The first two plots below show the mean score of Democrats (Northern and Southern) and Republicans in both chambers over time. Though we are hesitant to put too much stock in these results at this early date, it looks like polarization (the ideological distance between Democrats and Republicans) is on pace to take a slight uptick in the 114th House but may level off in the 114th Senate. In the Senate, this is due to a slight shift in the Republican mean back to the center. Some of this may be due to the exit of Senator Tom Coburn (R-OK) [whose score is 0.792] and the entry of Senators Cory Gardner (R-CO) [0.216] and Mike Rounds (R-SD) [0.398]. There may also be a procedural aspect as Majority Leader Mitch McConnell (R-KY) has allowed several votes on amendments.
Interestingly, the defeat of Democratic moderates like Senators Mark Begich (D-AK), Kay Hagan (D-NC), Mary Landrieu (D-LA), and Mark Pryor (D-AR) has had very little effect thus far in moving the Democratic mean leftward. To some degree, their exit may be counterbalanced by the retirements of liberal Democrats like Senators Tom Harkin (D-IA) and Carl Levin (D-MI).

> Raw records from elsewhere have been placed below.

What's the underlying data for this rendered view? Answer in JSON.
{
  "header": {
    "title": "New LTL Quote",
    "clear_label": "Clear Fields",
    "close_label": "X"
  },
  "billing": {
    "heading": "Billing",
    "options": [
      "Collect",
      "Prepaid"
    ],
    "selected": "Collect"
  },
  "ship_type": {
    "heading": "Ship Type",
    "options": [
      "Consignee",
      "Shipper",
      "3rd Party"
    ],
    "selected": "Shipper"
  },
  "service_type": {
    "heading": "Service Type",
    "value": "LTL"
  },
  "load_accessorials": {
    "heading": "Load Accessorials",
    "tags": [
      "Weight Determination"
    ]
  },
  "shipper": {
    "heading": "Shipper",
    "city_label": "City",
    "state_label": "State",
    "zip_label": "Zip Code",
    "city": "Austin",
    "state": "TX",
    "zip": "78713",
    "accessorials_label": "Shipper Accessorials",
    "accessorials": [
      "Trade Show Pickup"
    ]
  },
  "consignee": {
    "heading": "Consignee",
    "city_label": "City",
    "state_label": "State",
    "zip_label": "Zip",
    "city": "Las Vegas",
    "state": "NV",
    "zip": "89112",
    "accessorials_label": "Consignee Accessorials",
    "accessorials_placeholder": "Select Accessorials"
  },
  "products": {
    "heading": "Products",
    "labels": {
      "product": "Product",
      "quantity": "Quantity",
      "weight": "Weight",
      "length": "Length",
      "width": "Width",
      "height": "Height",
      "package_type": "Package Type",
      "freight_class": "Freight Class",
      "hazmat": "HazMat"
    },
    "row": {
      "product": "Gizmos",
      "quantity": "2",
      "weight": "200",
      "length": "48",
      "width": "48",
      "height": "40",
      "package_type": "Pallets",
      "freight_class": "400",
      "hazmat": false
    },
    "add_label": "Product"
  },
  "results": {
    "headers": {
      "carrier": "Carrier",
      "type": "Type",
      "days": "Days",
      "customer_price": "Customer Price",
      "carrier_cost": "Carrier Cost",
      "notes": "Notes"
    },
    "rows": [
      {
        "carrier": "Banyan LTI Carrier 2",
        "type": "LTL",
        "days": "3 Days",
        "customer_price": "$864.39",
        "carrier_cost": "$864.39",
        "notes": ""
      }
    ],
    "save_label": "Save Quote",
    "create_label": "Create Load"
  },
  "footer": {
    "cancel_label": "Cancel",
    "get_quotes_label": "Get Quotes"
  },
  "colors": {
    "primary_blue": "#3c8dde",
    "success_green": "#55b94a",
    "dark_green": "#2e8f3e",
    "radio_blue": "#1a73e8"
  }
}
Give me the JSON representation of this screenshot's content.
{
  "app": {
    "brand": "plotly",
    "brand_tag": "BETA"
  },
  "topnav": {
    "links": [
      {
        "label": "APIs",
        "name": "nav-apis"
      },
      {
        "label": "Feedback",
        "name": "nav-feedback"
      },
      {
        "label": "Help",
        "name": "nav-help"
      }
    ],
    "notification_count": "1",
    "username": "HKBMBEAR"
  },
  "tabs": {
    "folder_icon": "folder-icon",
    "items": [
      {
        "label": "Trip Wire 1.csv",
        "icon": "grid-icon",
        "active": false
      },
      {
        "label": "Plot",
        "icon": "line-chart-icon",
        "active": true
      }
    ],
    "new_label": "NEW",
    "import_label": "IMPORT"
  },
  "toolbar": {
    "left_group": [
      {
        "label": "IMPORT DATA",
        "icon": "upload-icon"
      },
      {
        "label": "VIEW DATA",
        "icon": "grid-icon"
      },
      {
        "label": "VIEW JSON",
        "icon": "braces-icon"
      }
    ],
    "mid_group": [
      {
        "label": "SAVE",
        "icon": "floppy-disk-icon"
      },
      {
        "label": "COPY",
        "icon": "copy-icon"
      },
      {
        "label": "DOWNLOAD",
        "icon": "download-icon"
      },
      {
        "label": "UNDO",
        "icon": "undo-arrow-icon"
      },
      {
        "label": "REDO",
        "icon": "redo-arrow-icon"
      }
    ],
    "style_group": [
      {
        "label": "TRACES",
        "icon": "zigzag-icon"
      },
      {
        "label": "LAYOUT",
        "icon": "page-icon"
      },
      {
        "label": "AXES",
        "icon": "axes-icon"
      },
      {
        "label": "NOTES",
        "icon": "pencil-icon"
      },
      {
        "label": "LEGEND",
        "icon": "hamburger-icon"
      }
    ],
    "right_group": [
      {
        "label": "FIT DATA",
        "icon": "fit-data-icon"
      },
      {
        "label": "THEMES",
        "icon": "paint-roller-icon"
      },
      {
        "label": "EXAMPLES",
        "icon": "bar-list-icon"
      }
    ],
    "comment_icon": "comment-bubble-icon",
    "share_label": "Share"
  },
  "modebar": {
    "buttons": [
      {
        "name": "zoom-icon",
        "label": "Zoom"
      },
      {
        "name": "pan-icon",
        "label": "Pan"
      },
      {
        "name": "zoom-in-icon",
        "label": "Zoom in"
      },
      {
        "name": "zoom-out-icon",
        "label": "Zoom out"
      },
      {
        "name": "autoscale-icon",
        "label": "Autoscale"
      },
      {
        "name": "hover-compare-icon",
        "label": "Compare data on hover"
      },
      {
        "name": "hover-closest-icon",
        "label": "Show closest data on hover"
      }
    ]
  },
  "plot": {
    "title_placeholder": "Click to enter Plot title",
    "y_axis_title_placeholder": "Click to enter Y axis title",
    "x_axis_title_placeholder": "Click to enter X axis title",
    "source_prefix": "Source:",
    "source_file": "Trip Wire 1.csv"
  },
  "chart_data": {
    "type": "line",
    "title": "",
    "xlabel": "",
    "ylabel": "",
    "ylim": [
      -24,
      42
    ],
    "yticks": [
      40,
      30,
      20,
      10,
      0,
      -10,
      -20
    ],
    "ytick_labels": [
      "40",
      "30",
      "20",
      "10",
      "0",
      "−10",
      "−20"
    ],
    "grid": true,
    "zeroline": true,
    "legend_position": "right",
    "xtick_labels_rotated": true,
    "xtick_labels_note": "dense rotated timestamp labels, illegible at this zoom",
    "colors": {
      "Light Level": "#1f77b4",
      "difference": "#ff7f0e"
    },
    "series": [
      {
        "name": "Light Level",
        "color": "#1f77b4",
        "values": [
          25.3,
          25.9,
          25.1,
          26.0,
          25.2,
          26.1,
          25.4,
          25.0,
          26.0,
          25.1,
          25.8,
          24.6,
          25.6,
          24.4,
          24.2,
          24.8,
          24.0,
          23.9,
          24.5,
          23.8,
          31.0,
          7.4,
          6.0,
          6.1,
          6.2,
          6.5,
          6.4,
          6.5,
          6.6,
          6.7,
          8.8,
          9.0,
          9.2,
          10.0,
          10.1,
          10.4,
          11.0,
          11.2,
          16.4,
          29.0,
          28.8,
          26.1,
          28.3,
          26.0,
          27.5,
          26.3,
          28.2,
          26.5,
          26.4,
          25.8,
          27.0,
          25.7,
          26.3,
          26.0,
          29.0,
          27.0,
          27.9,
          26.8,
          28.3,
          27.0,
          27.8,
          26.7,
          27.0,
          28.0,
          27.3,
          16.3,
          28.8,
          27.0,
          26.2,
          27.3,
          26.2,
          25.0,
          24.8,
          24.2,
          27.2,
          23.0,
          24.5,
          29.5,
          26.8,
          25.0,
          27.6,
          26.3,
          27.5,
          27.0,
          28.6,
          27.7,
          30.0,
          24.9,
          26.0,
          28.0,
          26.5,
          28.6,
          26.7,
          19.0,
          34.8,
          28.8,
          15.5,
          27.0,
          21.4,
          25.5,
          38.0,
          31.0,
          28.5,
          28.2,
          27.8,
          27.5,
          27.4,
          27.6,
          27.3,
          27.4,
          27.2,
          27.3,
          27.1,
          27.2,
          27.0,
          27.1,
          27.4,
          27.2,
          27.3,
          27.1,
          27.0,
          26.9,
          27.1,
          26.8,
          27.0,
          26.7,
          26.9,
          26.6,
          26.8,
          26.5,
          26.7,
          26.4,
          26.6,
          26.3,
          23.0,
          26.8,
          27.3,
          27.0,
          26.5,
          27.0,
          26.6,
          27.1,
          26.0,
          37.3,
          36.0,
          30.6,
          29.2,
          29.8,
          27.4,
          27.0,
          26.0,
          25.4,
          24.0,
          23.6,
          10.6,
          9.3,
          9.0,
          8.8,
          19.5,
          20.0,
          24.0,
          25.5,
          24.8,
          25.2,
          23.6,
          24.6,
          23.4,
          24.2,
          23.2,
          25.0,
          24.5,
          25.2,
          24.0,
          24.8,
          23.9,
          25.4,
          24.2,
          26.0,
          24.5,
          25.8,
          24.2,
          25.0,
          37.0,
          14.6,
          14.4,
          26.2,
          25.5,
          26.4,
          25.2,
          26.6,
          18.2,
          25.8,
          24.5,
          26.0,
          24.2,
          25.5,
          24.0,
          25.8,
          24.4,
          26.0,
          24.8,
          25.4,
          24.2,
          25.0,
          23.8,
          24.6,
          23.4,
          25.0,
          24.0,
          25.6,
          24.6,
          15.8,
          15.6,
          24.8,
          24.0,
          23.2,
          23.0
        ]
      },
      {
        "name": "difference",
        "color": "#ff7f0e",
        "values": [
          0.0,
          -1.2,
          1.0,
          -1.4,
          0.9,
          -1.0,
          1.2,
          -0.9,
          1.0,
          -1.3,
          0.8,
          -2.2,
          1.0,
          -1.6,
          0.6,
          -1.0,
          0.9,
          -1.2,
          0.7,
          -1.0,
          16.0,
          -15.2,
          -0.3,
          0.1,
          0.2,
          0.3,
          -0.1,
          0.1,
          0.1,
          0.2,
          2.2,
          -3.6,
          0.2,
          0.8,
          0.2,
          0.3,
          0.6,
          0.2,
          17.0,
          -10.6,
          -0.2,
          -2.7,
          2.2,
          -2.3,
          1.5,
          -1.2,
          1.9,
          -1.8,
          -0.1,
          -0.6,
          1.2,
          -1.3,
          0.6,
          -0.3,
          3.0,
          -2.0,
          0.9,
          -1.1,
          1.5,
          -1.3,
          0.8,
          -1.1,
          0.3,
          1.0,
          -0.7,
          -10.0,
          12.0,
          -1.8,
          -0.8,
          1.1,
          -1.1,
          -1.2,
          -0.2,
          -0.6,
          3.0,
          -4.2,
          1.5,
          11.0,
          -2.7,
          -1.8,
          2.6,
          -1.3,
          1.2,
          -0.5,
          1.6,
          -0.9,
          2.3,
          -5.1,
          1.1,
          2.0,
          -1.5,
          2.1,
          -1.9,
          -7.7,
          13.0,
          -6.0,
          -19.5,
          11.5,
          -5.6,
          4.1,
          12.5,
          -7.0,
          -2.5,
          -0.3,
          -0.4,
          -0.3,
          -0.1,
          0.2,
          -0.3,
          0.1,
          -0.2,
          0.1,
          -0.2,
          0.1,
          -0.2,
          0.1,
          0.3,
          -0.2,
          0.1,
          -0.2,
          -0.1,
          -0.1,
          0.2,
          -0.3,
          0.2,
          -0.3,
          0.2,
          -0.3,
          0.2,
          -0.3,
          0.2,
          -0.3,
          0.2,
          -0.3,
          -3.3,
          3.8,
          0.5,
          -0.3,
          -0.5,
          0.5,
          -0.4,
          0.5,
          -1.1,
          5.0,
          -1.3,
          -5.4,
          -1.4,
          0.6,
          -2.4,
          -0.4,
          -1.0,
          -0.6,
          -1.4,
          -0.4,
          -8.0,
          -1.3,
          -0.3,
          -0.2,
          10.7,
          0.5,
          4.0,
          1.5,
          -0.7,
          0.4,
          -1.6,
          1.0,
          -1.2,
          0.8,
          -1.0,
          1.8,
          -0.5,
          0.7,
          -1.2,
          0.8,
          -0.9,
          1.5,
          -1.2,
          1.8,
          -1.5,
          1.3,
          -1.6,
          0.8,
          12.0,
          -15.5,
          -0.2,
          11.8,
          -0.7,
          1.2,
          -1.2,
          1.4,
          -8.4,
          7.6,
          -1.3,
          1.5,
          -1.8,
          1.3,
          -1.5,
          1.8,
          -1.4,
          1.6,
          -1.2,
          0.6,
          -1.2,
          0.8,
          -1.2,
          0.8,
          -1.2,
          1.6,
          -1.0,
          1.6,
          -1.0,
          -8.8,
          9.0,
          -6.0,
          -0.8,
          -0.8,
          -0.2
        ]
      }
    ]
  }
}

The second set of images shows the percentage of Democratic and Republican legislators in both chambers with DW-NOMINATE scores less than -0.5 or greater than 0.5, making them more ideologically extreme. There has been little change in these values between the 113th and 114th Congresses, with the exception of a marked increase in the proportion of House Republicans with scores greater than 0.5.
These image are from a new stand-alone DW-NOMINATE that can be run daily as new roll calls are cast. We will have more to say about this software at a later date.
Click images to enlarge